What the task requires. Using the entries below, show all lines with the string "Unit".

Data extracted from a collection:

◇ ◇ ◇ ◇ ◇

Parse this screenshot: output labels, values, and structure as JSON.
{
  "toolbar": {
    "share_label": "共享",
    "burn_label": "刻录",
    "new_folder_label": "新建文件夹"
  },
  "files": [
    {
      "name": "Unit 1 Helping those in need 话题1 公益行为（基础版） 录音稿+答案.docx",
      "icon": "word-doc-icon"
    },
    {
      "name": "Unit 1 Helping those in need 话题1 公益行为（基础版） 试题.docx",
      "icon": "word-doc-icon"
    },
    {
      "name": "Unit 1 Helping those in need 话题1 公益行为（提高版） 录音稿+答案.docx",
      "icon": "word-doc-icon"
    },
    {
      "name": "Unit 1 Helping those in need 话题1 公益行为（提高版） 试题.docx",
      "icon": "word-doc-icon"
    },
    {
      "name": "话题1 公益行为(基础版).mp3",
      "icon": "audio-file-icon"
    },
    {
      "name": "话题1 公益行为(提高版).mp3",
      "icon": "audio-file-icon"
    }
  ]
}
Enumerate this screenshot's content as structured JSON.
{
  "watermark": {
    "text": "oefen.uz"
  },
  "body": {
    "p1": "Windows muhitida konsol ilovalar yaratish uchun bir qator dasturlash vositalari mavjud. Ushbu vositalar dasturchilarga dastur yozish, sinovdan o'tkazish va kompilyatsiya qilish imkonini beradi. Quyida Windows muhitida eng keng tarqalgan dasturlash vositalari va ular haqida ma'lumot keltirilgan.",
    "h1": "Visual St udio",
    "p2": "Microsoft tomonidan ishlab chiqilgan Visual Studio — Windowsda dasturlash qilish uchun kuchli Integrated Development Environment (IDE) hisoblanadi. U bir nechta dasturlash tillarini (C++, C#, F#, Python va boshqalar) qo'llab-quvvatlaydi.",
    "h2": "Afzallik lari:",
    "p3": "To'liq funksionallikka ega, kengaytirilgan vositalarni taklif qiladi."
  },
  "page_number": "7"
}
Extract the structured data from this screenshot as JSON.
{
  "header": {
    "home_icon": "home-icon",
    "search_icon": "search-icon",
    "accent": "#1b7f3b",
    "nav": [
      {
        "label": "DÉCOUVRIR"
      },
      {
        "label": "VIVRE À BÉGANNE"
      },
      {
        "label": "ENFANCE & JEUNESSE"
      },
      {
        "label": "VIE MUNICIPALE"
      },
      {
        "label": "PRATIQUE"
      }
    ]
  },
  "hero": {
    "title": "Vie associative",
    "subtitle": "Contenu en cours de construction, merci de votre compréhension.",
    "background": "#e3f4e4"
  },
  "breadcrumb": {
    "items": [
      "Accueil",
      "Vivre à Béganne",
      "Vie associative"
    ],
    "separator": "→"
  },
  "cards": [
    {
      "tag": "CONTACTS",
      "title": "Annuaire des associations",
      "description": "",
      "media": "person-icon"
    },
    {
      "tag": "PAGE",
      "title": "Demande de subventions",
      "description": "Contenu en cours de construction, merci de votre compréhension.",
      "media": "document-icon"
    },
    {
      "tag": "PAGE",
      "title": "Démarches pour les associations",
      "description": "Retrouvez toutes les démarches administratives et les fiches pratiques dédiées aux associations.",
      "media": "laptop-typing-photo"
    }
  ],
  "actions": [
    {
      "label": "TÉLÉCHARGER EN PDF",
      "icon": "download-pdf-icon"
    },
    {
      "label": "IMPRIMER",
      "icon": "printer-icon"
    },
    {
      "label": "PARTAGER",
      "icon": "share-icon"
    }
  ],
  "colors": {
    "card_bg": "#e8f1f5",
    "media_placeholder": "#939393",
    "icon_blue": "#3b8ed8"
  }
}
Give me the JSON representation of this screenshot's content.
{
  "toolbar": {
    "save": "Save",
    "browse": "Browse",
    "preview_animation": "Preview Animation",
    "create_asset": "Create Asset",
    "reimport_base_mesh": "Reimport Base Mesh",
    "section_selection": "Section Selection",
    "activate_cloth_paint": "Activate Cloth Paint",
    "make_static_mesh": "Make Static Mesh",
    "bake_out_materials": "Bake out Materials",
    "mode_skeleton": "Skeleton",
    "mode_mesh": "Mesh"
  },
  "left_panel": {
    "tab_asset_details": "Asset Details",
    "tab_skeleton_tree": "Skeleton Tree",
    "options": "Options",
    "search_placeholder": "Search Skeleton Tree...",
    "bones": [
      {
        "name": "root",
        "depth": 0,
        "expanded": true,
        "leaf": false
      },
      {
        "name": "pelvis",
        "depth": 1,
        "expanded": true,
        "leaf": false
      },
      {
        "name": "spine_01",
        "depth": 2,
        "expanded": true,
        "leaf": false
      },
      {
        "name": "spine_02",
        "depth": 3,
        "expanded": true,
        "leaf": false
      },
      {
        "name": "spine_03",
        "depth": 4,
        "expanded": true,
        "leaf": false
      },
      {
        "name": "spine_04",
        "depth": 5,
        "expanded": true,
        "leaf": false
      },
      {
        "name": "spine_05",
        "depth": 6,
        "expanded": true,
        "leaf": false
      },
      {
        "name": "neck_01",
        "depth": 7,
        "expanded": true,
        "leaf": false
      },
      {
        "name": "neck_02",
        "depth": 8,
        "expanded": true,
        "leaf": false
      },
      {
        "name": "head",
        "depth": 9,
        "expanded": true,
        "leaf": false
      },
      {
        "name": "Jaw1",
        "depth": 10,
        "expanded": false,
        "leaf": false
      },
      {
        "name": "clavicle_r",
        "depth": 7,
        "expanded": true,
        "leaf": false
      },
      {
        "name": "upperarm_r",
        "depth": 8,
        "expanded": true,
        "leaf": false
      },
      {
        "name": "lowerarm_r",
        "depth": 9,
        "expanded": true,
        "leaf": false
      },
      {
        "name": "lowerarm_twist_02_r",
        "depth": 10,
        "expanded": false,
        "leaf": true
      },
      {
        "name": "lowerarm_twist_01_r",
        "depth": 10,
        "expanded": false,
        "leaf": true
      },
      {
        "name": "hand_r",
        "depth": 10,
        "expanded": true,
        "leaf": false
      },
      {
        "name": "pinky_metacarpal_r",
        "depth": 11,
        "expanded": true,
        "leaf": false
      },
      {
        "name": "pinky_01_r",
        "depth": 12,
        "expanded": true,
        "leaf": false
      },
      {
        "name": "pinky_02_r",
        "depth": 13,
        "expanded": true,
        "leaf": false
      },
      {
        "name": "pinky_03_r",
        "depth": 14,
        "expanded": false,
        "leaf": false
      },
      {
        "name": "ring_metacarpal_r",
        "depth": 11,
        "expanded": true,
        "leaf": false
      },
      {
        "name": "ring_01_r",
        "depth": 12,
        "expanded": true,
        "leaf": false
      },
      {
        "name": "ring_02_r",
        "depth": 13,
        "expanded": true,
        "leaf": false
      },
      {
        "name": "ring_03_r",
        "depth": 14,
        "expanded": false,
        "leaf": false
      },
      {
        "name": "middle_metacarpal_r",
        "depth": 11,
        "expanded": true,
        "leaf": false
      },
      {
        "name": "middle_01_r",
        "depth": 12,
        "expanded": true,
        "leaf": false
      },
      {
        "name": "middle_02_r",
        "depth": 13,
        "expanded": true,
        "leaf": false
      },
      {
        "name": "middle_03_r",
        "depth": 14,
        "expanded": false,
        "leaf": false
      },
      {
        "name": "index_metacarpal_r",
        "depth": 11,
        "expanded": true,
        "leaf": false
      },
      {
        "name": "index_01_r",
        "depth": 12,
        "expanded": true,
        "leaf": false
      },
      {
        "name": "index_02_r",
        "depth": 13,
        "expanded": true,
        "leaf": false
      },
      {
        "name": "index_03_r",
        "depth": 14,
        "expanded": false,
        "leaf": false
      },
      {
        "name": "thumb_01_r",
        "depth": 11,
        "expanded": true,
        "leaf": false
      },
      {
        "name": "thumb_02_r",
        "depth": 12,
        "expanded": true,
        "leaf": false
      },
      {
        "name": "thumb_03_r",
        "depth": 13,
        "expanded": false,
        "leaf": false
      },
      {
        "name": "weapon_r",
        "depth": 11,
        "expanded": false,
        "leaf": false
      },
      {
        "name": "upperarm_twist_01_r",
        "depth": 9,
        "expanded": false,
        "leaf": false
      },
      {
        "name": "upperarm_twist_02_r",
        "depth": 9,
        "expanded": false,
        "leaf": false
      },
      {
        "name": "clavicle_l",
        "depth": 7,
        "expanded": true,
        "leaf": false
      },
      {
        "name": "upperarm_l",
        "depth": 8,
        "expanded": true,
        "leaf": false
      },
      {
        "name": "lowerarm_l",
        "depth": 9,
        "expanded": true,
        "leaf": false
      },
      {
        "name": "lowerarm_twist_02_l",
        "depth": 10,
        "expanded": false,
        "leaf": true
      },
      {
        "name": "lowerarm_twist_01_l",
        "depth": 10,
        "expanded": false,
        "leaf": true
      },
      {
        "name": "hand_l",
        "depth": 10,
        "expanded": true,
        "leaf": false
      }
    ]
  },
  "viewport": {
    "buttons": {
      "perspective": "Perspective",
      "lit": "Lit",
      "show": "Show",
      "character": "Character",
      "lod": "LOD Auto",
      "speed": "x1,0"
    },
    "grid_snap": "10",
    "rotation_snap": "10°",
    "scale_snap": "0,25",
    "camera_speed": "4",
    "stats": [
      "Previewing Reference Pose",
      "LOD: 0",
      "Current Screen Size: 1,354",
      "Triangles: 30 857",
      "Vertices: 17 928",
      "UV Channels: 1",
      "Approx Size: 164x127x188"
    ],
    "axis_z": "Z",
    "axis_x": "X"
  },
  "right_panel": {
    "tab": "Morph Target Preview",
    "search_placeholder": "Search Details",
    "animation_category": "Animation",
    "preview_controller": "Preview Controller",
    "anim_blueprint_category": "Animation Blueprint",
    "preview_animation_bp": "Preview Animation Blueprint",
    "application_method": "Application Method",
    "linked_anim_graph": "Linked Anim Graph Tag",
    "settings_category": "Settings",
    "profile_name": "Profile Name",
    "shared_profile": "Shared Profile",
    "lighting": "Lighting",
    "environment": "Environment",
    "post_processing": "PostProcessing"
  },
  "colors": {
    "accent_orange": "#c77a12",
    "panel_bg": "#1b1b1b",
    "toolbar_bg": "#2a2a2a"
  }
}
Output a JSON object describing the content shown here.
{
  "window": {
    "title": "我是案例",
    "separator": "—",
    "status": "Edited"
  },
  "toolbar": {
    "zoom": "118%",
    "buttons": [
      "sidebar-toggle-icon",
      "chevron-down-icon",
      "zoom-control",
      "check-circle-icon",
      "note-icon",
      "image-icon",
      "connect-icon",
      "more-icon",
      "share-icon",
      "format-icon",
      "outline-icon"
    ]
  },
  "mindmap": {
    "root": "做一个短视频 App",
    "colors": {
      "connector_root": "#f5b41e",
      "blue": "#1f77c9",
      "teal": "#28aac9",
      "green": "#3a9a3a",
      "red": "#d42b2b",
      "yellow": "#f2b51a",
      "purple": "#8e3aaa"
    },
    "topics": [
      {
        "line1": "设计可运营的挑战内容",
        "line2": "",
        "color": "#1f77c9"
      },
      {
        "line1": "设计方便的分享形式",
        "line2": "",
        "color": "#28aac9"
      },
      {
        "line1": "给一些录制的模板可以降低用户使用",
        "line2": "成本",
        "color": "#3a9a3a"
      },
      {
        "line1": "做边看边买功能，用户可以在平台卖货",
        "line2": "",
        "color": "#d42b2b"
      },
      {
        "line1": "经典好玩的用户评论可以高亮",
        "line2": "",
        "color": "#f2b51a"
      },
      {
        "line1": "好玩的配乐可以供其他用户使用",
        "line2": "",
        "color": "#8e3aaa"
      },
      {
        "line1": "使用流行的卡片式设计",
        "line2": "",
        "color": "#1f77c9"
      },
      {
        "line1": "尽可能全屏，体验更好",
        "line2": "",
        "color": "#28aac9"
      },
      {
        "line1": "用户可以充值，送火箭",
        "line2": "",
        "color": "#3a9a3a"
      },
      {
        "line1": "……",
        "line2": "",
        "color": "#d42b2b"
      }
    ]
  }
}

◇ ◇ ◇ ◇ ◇

Written answer.
      "name": "Unit 1 Helping those in need 话题1 公益行为（基础版） 录音稿+答案.docx",
      "name": "Unit 1 Helping those in need 话题1 公益行为（基础版） 试题.docx",
      "name": "Unit 1 Helping those in need 话题1 公益行为（提高版） 录音稿+答案.docx",
      "name": "Unit 1 Helping those in need 话题1 公益行为（提高版） 试题.docx",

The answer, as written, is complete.